School officials, mayor tour progress of new River City Middle School

Ronald E. Carrington | 7/9/2020, 6 p.m.
As the city’s second Confederate monument was being taken down last week, Mayor Levar M. Stoney, schools Superintendent Jason Kamras, ...
School Board Chairwoman Linda Owen, from left, Schools Superintendent Jason Kamras, Mayor Levar M. Stoney and School Board Vice Chairwoman Cheryl Burke speak to the media after touring the new $64.5 million, 1,500-student capacity River City Middle School on Hull Street Road in South Side on July 2. Photo by Ronald E. Carrington

As the city’s second Confederate monument was being taken down last week, Mayor Levar M. Stoney, schools Superintendent Jason Kamras, School Board Chair Linda Owen and Vice Chair Cheryl Burke toured one of three educational monuments under construction that are dedicated to the future of city students.
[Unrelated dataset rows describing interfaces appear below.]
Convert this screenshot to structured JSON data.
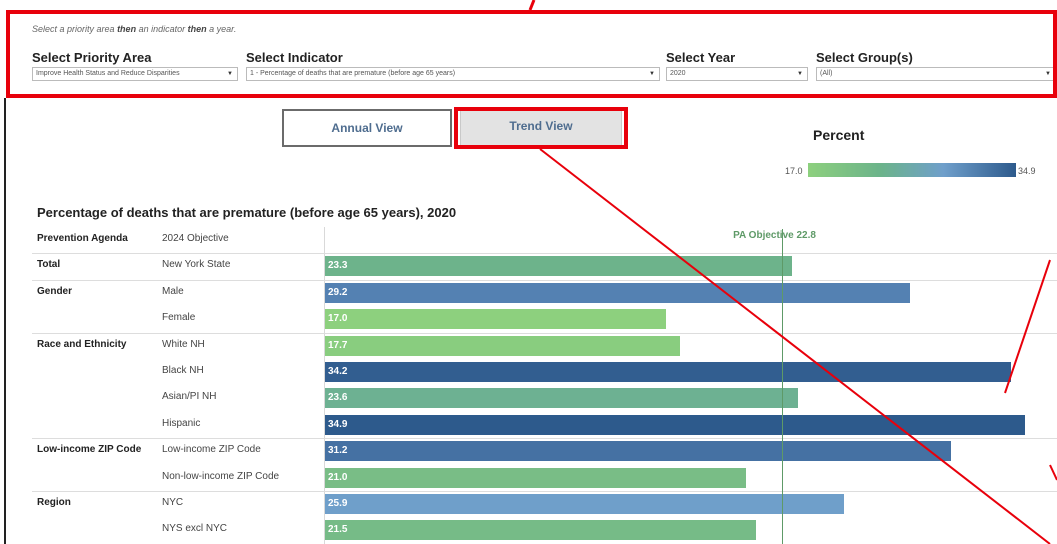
{
  "instruction": {
    "prefix": "Select a priority area",
    "then1": "then",
    "mid": "an indicator",
    "then2": "then",
    "suffix": "a year."
  },
  "filters": [
    {
      "label": "Select Priority Area",
      "value": "Improve Health Status and Reduce Disparities"
    },
    {
      "label": "Select Indicator",
      "value": "1 - Percentage of deaths that are premature (before age 65 years)"
    },
    {
      "label": "Select Year",
      "value": "2020"
    },
    {
      "label": "Select Group(s)",
      "value": "(All)"
    }
  ],
  "views": {
    "annual": "Annual View",
    "trend": "Trend View"
  },
  "legend": {
    "title": "Percent",
    "min": "17.0",
    "max": "34.9"
  },
  "chart_data": {
    "type": "bar",
    "title": "Percentage of deaths that are premature (before age 65 years), 2020",
    "objective": {
      "label": "PA Objective 22.8",
      "value": 22.8
    },
    "scale": {
      "min": 17.0,
      "max": 34.9
    },
    "rows": [
      {
        "group": "Prevention Agenda",
        "label": "2024 Objective",
        "value": null,
        "display": ""
      },
      {
        "group": "Total",
        "label": "New York State",
        "value": 23.3,
        "display": "23.3"
      },
      {
        "group": "Gender",
        "label": "Male",
        "value": 29.2,
        "display": "29.2"
      },
      {
        "group": "",
        "label": "Female",
        "value": 17.0,
        "display": "17.0"
      },
      {
        "group": "Race and Ethnicity",
        "label": "White NH",
        "value": 17.7,
        "display": "17.7"
      },
      {
        "group": "",
        "label": "Black NH",
        "value": 34.2,
        "display": "34.2"
      },
      {
        "group": "",
        "label": "Asian/PI NH",
        "value": 23.6,
        "display": "23.6"
      },
      {
        "group": "",
        "label": "Hispanic",
        "value": 34.9,
        "display": "34.9"
      },
      {
        "group": "Low-income ZIP Code",
        "label": "Low-income ZIP Code",
        "value": 31.2,
        "display": "31.2"
      },
      {
        "group": "",
        "label": "Non-low-income ZIP Code",
        "value": 21.0,
        "display": "21.0"
      },
      {
        "group": "Region",
        "label": "NYC",
        "value": 25.9,
        "display": "25.9"
      },
      {
        "group": "",
        "label": "NYS excl NYC",
        "value": 21.5,
        "display": "21.5"
      }
    ]
  }
}
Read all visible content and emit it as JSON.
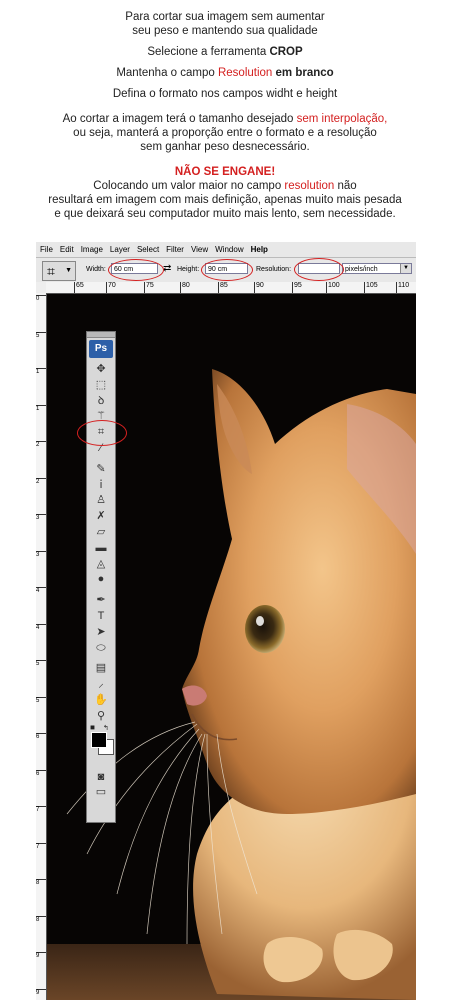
{
  "intro": {
    "l1": "Para cortar sua imagem sem aumentar",
    "l2": "seu peso e mantendo sua qualidade",
    "l3_pre": "Selecione a ferramenta ",
    "l3_bold": "CROP",
    "l4_pre": "Mantenha o campo ",
    "l4_red": "Resolution",
    "l4_bold": " em branco",
    "l5": "Defina o formato nos campos widht e height",
    "p2_pre": "Ao cortar a imagem terá o tamanho desejado ",
    "p2_red": "sem interpolação,",
    "p2_l2": "ou seja, manterá a proporção entre o formato e a resolução",
    "p2_l3": "sem ganhar peso desnecessário.",
    "warn": "NÃO SE ENGANE!",
    "p3_pre": "Colocando um valor maior no campo ",
    "p3_red": "resolution",
    "p3_post": " não",
    "p3_l2": "resultará em imagem com mais definição, apenas muito mais pesada",
    "p3_l3": "e que deixará seu computador muito mais lento, sem necessidade."
  },
  "app": {
    "menu": [
      "File",
      "Edit",
      "Image",
      "Layer",
      "Select",
      "Filter",
      "View",
      "Window",
      "Help"
    ],
    "options": {
      "width_label": "Width:",
      "width_value": "60 cm",
      "height_label": "Height:",
      "height_value": "90 cm",
      "resolution_label": "Resolution:",
      "resolution_value": "",
      "units_value": "pixels/inch"
    },
    "ruler_h": [
      "65",
      "70",
      "75",
      "80",
      "85",
      "90",
      "95",
      "100",
      "105",
      "110"
    ],
    "ruler_v": [
      "0",
      "5",
      "1",
      "1",
      "2",
      "2",
      "3",
      "3",
      "4",
      "4",
      "5",
      "5",
      "6",
      "6",
      "7",
      "7",
      "8",
      "8",
      "9",
      "9"
    ],
    "toolbox_logo": "Ps",
    "annotation_color": "#d42020"
  }
}
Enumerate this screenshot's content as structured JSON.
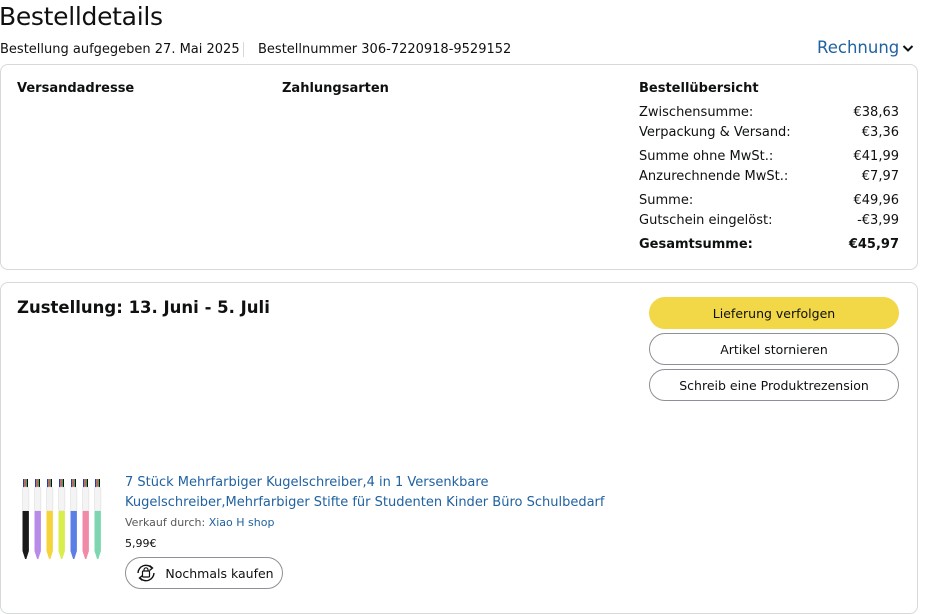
{
  "header": {
    "title": "Bestelldetails",
    "order_date": "Bestellung aufgegeben 27. Mai 2025",
    "order_number": "Bestellnummer 306-7220918-9529152",
    "invoice_label": "Rechnung"
  },
  "details": {
    "shipping_heading": "Versandadresse",
    "payment_heading": "Zahlungsarten",
    "summary_heading": "Bestellübersicht",
    "summary_rows": [
      {
        "label": "Zwischensumme:",
        "value": "€38,63"
      },
      {
        "label": "Verpackung & Versand:",
        "value": "€3,36"
      },
      {
        "label": "Summe ohne MwSt.:",
        "value": "€41,99"
      },
      {
        "label": "Anzurechnende MwSt.:",
        "value": "€7,97"
      },
      {
        "label": "Summe:",
        "value": "€49,96"
      },
      {
        "label": "Gutschein eingelöst:",
        "value": "-€3,99"
      },
      {
        "label": "Gesamtsumme:",
        "value": "€45,97"
      }
    ]
  },
  "delivery": {
    "title": "Zustellung: 13. Juni - 5. Juli",
    "buttons": {
      "track": "Lieferung verfolgen",
      "cancel": "Artikel stornieren",
      "review": "Schreib eine Produktrezension"
    }
  },
  "product": {
    "title": "7 Stück Mehrfarbiger Kugelschreiber,4 in 1 Versenkbare Kugelschreiber,Mehrfarbiger Stifte für Studenten Kinder Büro Schulbedarf",
    "seller_prefix": "Verkauf durch: ",
    "seller_name": "Xiao H shop",
    "price": "5,99€",
    "buy_again_label": "Nochmals kaufen",
    "image_icon": "multicolor-pens-image",
    "pen_colors": [
      "#1a1a1a",
      "#b98be8",
      "#f5d33a",
      "#d8ee4c",
      "#5b7fe6",
      "#f08aa6",
      "#7ed6b0"
    ]
  },
  "colors": {
    "link": "#2162a1",
    "track_button": "#f2d747",
    "border": "#d5d9d9"
  }
}
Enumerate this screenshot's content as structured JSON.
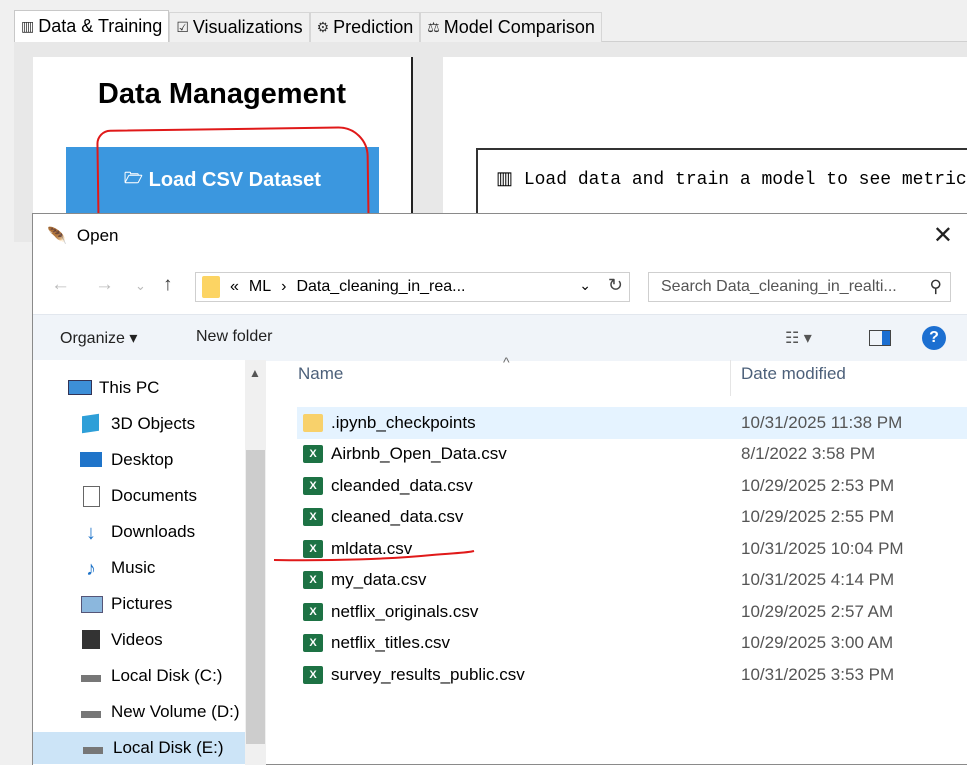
{
  "app": {
    "tabs": [
      {
        "label": "Data & Training",
        "icon": "bar-chart-icon"
      },
      {
        "label": "Visualizations",
        "icon": "checkbox-icon"
      },
      {
        "label": "Prediction",
        "icon": "gear-icon"
      },
      {
        "label": "Model Comparison",
        "icon": "scales-icon"
      }
    ],
    "section_title": "Data Management",
    "load_button": "Load CSV Dataset",
    "info_text": "Load data and train a model to see metrics"
  },
  "dialog": {
    "title": "Open",
    "address": {
      "prefix": "«",
      "segments": [
        "ML",
        "Data_cleaning_in_rea..."
      ]
    },
    "search_placeholder": "Search Data_cleaning_in_realti...",
    "toolbar": {
      "organize": "Organize ▾",
      "new_folder": "New folder"
    },
    "nav_tree": [
      {
        "label": "This PC",
        "icon": "pc-icon"
      },
      {
        "label": "3D Objects",
        "icon": "cube-icon"
      },
      {
        "label": "Desktop",
        "icon": "desktop-icon"
      },
      {
        "label": "Documents",
        "icon": "documents-icon"
      },
      {
        "label": "Downloads",
        "icon": "download-icon"
      },
      {
        "label": "Music",
        "icon": "music-icon"
      },
      {
        "label": "Pictures",
        "icon": "pictures-icon"
      },
      {
        "label": "Videos",
        "icon": "videos-icon"
      },
      {
        "label": "Local Disk (C:)",
        "icon": "drive-icon"
      },
      {
        "label": "New Volume (D:)",
        "icon": "drive-icon"
      },
      {
        "label": "Local Disk (E:)",
        "icon": "drive-icon"
      }
    ],
    "columns": {
      "name": "Name",
      "date": "Date modified"
    },
    "files": [
      {
        "name": ".ipynb_checkpoints",
        "date": "10/31/2025 11:38 PM",
        "type": "folder"
      },
      {
        "name": "Airbnb_Open_Data.csv",
        "date": "8/1/2022 3:58 PM",
        "type": "excel"
      },
      {
        "name": "cleanded_data.csv",
        "date": "10/29/2025 2:53 PM",
        "type": "excel"
      },
      {
        "name": "cleaned_data.csv",
        "date": "10/29/2025 2:55 PM",
        "type": "excel"
      },
      {
        "name": "mldata.csv",
        "date": "10/31/2025 10:04 PM",
        "type": "excel"
      },
      {
        "name": "my_data.csv",
        "date": "10/31/2025 4:14 PM",
        "type": "excel"
      },
      {
        "name": "netflix_originals.csv",
        "date": "10/29/2025 2:57 AM",
        "type": "excel"
      },
      {
        "name": "netflix_titles.csv",
        "date": "10/29/2025 3:00 AM",
        "type": "excel"
      },
      {
        "name": "survey_results_public.csv",
        "date": "10/31/2025 3:53 PM",
        "type": "excel"
      }
    ]
  },
  "colors": {
    "accent": "#3b97df",
    "annotation": "#e01919",
    "selection": "#cce4f7",
    "excel": "#1d7244"
  }
}
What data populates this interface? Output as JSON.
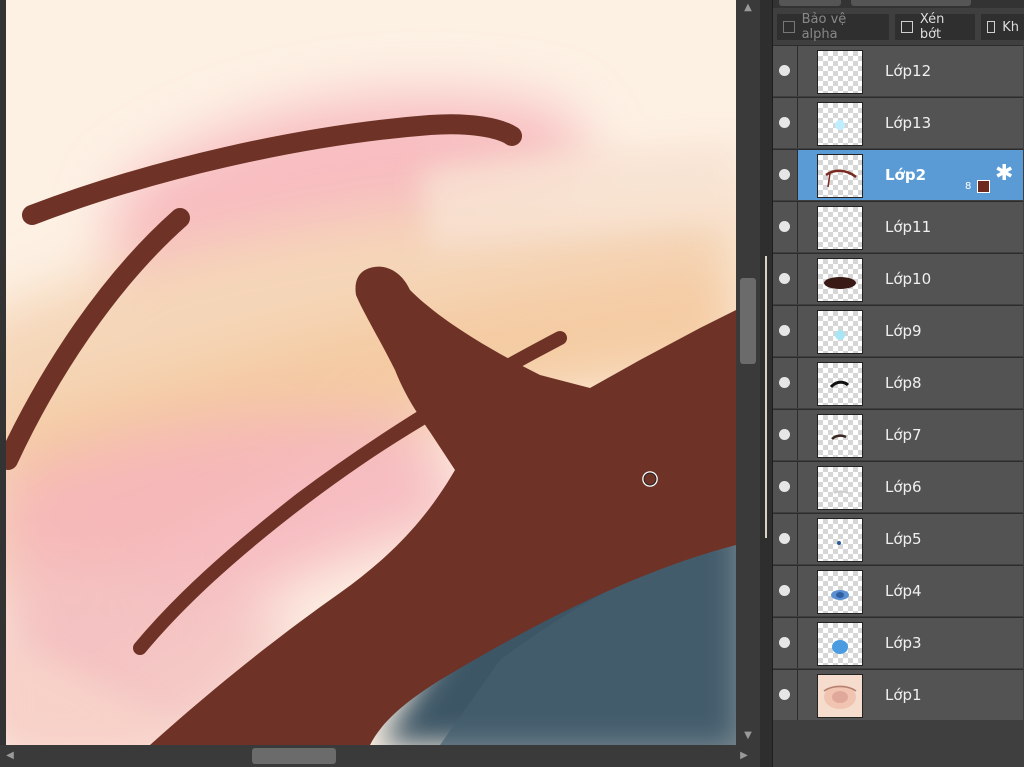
{
  "options": [
    {
      "label": "Bảo vệ alpha",
      "checked": false,
      "enabled": false
    },
    {
      "label": "Xén bớt",
      "checked": false,
      "enabled": true
    },
    {
      "label": "Kh",
      "checked": false,
      "enabled": true
    }
  ],
  "layers": [
    {
      "name": "Lớp12",
      "visible": true,
      "selected": false,
      "thumb": "empty"
    },
    {
      "name": "Lớp13",
      "visible": true,
      "selected": false,
      "thumb": "light-blue-dot"
    },
    {
      "name": "Lớp2",
      "visible": true,
      "selected": true,
      "thumb": "brown-stroke",
      "opacity_badge": "8",
      "color": "#6e2a1e"
    },
    {
      "name": "Lớp11",
      "visible": true,
      "selected": false,
      "thumb": "empty"
    },
    {
      "name": "Lớp10",
      "visible": true,
      "selected": false,
      "thumb": "dark-blob"
    },
    {
      "name": "Lớp9",
      "visible": true,
      "selected": false,
      "thumb": "light-blue-dot"
    },
    {
      "name": "Lớp8",
      "visible": true,
      "selected": false,
      "thumb": "black-stroke"
    },
    {
      "name": "Lớp7",
      "visible": true,
      "selected": false,
      "thumb": "dark-stroke"
    },
    {
      "name": "Lớp6",
      "visible": true,
      "selected": false,
      "thumb": "faint"
    },
    {
      "name": "Lớp5",
      "visible": true,
      "selected": false,
      "thumb": "blue-dot"
    },
    {
      "name": "Lớp4",
      "visible": true,
      "selected": false,
      "thumb": "blue-eye"
    },
    {
      "name": "Lớp3",
      "visible": true,
      "selected": false,
      "thumb": "blue-iris"
    },
    {
      "name": "Lớp1",
      "visible": true,
      "selected": false,
      "thumb": "eye-sketch"
    }
  ],
  "colors": {
    "selected_layer": "#5b9bd5",
    "panel_bg": "#3f3f3f",
    "brush_color": "#6e2a1e"
  },
  "icons": {
    "visibility": "eye-icon",
    "settings": "gear-icon",
    "scroll_up": "arrow-up-icon",
    "scroll_down": "arrow-down-icon",
    "scroll_left": "arrow-left-icon",
    "scroll_right": "arrow-right-icon",
    "cursor": "brush-cursor-icon"
  }
}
The group toured River City Middle School, the new $64.5 million, 1,500-student capacity school being built in the 6300 block of Hull Street Road at the site of the former Elkhardt Middle School in South Side.

The school is scheduled for completion this month, and is one of three new city schools scheduled to welcome students this fall for the 2020-21 academic year. The others are Henry L. Marsh III Elementary, replacing the old George Mason Elementary in Church Hill, and Cardinal Elementary, replacing E.S.H. Greene Elementary in South Side.

After the tour on July 2, the mayor and school district officials commented on the importance of constructing 21st century schools that prepare the next generation.

“This is the sort of monument moving forward that we want to erect to our children here in the city of Richmond,” said Mayor Stoney. “This is a testament to what we can do when we all work together.”

When students walk into River City Middle School, “they will have the feeling of love,” Mr. Kamras said, reflecting on Richmond Public Schools’ motto, “Teach with love. Lead with love.”

“This is the kind of high-tech, 21st century school that speaks to future performance and excellence of our students,” he said.

Ms. Owen and Ms. Burke were impressed as they talked about what students will be able to accomplish in the three new schools.

“This school is magnificent,” Ms. Owen enthusiastically proclaimed. “It is built like a high school, with a great media center, auxiliary gyms and amazing kitchens in each wing, three different science labs with lots of light and color. This makes me very happy,” she said.

The middle school is located in the 9th District that Ms. Owen represents on the board.

“We want our children to be successful,” Ms. Burke said.

“They desire well-equipped buildings with state-of-the-art resources. This is absolutely awesome,” she said of River City Middle School.

Henry L. Marsh Elementary is located in the 7th District, which Ms. Burke represents on the board.

The statue of Matthew Fontaine Maury, commander of the Confederate Navy during the Civil War, was taken down last week as the school tour was taking place. On July 1, the statue of Confederate Gen. Stonewall Jackson was taken down under Mayor Stoney’s emergency order. Mayor Stoney said after the tour, the remaining 11 Confederate monuments in the city also would be coming down soon.

“Once we remove the remaining monuments, we can officially say that we were the former capital of the confederacy,” Mayor Stoney said. “Now we can be the capital for compassion. The capital for equity. The capital for atonement for segregation.”

Asked if RPS students will be taught the importance of the monuments’ removal, as well as their meaning and history in Virginia and the nation, Mr. Kamras was quick to reply.

“We are absolutely going to teach the ‘why’ these monuments were taken down as part of the district’s real Richmond history course,” the superintendent said. “Equity has always been the core responsibility of RPS,” Mr. Kamras said.

Mr. Kamras said community leaders, historians and clergy have been working for more than a year on a Richmond history course. The course, he said, will launch in the fall, taught either virtually or in person.

“We are going to tell the good, the bad and the ugly of the history of Richmond,” he said. Our students and staff will know the city’s story and why we are where we are today.”